These innovative drawing and writing workshops look at creative ways to engage with original 1916 letters as primary source materials. The aim of “Letters of 1916” is to give an intimate sense of what it was like to live in Ireland during one of the most significant years in modern Irish history. By engaging with original primary documents, students will find a wide range of experiences and learn that the history of 1916 was complex and fascinating. Facilitated by artist Genevieve Harden, participants will explore a selection of letters, they will create and illustrate handwritten letters in response to the excitement and turmoil expressed through the thoughts and feelings and words of ordinary people caught up in extraordinary events.
Limited to 1 class per school but other classes are welcome to be part of a waiting list.
Cost per class €45. Please get in touch with Sarah Beirne 01-8098029 if cost is an issue for your school.
Booking is essential: Contact box office on 01-885 2622.
December 17, 2012
Unlike most years, we had a pretty quiet Family Day on the 8th of December... it could be because it coincided with probably one of the busiest Christmas shopping days of the year! But those that joined us in our first floor gallery printed some very beautiful cards with the help of our artists Jenny, Deirdre, Gen and Andrew.
If you want to make some printed Christmas cards like these at home, you can make a version of what we did with the help of a bit of recycling! Just keep the polystyrene trays that fruit and vegetables sometimes come in and any wrapping, posters or sheet of paper that have a plastic feel to them that might come in your letter box.
Start by using a pen to draw into the Polystyrene, marking out whatever picture you would like to print. Then roll out some paint- we used printing ink and perspex, but acylic paint would do the job and you could spread it onto the plastic coated advertisment that came through your door. This is so the paint is nice and thin...
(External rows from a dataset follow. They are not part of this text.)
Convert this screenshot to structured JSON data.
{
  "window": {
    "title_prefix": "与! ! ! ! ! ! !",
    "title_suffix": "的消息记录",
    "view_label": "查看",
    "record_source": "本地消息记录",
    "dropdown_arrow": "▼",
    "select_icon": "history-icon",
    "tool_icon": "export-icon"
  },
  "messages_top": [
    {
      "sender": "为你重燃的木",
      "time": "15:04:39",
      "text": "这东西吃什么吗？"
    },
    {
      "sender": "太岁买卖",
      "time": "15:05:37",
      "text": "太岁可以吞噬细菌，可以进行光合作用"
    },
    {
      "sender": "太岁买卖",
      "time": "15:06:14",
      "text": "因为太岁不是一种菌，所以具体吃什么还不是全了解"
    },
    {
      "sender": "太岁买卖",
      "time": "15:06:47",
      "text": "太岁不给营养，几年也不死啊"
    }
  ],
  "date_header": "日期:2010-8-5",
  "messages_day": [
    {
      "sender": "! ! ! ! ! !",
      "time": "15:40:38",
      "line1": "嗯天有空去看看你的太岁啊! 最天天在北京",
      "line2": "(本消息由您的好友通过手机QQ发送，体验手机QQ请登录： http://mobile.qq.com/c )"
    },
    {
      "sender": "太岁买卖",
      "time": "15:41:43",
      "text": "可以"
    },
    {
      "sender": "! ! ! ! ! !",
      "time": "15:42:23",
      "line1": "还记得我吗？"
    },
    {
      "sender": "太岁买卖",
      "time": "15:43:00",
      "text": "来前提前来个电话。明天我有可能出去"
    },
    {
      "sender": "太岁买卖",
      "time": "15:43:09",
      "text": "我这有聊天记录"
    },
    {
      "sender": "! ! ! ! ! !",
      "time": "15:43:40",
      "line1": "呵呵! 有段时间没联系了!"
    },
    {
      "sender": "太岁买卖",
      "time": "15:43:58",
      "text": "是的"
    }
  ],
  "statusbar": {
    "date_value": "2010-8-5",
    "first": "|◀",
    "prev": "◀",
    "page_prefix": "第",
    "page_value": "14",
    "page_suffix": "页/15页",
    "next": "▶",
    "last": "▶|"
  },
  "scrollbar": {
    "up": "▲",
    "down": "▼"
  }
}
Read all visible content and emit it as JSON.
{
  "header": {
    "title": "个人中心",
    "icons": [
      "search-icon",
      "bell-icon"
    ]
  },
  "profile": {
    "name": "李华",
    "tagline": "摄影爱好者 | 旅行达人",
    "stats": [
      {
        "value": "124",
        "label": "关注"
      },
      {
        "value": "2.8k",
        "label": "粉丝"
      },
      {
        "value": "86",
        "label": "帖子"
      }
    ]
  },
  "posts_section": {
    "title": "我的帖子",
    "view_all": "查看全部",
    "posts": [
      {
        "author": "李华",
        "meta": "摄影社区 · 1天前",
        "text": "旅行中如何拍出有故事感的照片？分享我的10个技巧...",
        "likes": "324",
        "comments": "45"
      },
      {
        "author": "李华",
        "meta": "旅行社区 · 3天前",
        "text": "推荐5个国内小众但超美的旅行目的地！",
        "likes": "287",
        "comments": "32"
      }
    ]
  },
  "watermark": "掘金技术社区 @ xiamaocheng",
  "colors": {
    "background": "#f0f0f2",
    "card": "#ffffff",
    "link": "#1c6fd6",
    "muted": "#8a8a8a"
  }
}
Best to get you hands on a roller, which you can get from most art supply shops- but a paintbrush will work too.
Next, roll the paint out on to the polystyrene picture (as shown above), thinly and evenly and then press it down onto some paper.
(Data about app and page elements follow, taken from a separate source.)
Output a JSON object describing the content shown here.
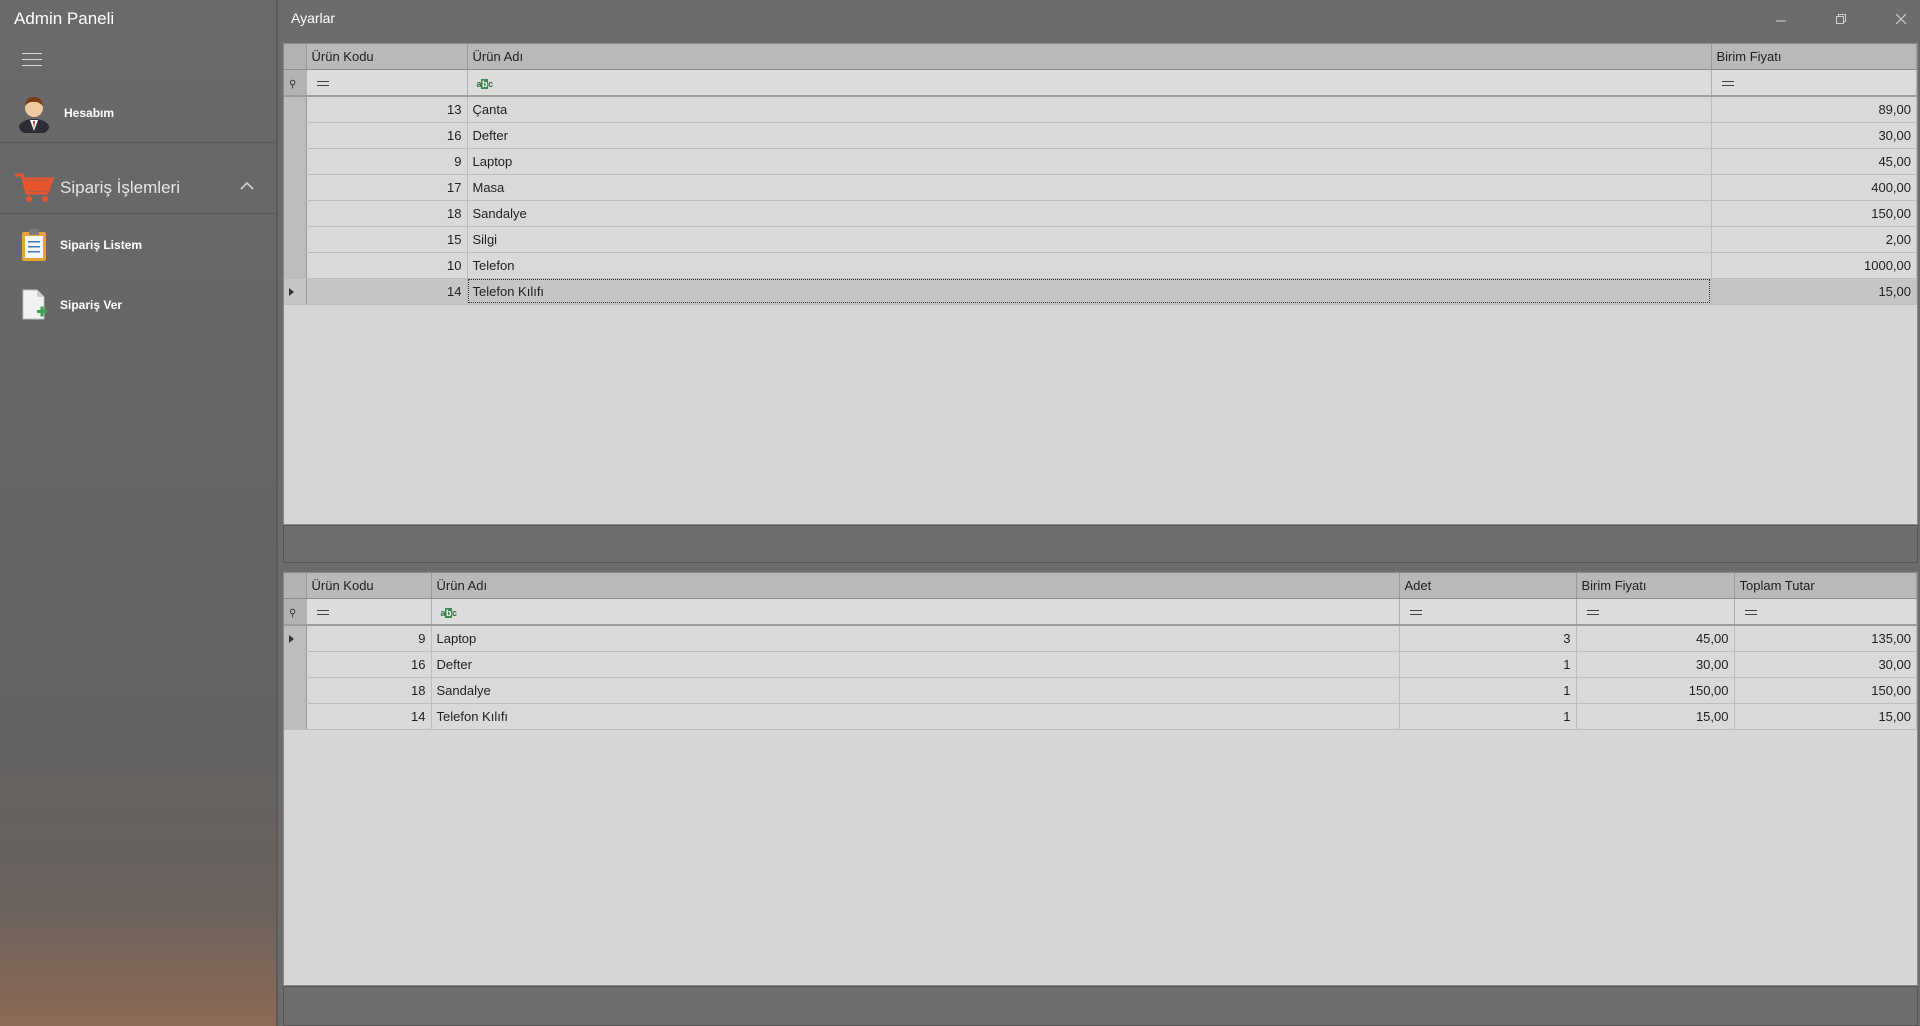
{
  "app": {
    "title": "Admin Paneli"
  },
  "sidebar": {
    "hesabim": "Hesabım",
    "group_label": "Sipariş İşlemleri",
    "items": [
      {
        "label": "Sipariş Listem"
      },
      {
        "label": "Sipariş Ver"
      }
    ]
  },
  "window": {
    "title": "Ayarlar"
  },
  "products": {
    "columns": [
      "Ürün Kodu",
      "Ürün Adı",
      "Birim Fiyatı"
    ],
    "rows": [
      {
        "kod": "13",
        "ad": "Çanta",
        "fiyat": "89,00"
      },
      {
        "kod": "16",
        "ad": "Defter",
        "fiyat": "30,00"
      },
      {
        "kod": "9",
        "ad": "Laptop",
        "fiyat": "45,00"
      },
      {
        "kod": "17",
        "ad": "Masa",
        "fiyat": "400,00"
      },
      {
        "kod": "18",
        "ad": "Sandalye",
        "fiyat": "150,00"
      },
      {
        "kod": "15",
        "ad": "Silgi",
        "fiyat": "2,00"
      },
      {
        "kod": "10",
        "ad": "Telefon",
        "fiyat": "1000,00"
      },
      {
        "kod": "14",
        "ad": "Telefon Kılıfı",
        "fiyat": "15,00"
      }
    ]
  },
  "cart": {
    "columns": [
      "Ürün Kodu",
      "Ürün Adı",
      "Adet",
      "Birim Fiyatı",
      "Toplam Tutar"
    ],
    "rows": [
      {
        "kod": "9",
        "ad": "Laptop",
        "adet": "3",
        "fiyat": "45,00",
        "toplam": "135,00"
      },
      {
        "kod": "16",
        "ad": "Defter",
        "adet": "1",
        "fiyat": "30,00",
        "toplam": "30,00"
      },
      {
        "kod": "18",
        "ad": "Sandalye",
        "adet": "1",
        "fiyat": "150,00",
        "toplam": "150,00"
      },
      {
        "kod": "14",
        "ad": "Telefon Kılıfı",
        "adet": "1",
        "fiyat": "15,00",
        "toplam": "15,00"
      }
    ]
  },
  "colors": {
    "accent_cart": "#e8542c"
  }
}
Give it a good rub, pull it off and hey presto, you have a print!
Another idea is to cut up the polystyrene (or thick cardboard would do), then arrange and glue your cut out shapes onto a square of carboard, in a design you like. Roll over your design with an inked up roller. The paint will attach only to the design, as it is raised away from the cardboard base. You have created a stamp. Place your inked stamp down onto a sheet of paper and once again, give it a good rub. When you take it off, only your design should remain.
You can print these stamps over and over again in as many coloures as you would like. Once the print has dried you can glue it on to some card and discover that you will never have to buy a Christmas card again!
We also improvised & made some Christmas decorations for our tree with the left over print templates…
Any Questions, feel free to give drop me a mail (email@example.com) or drop into our next FREE family Day on Sat 26th of January 2013- We will be making piggy banks.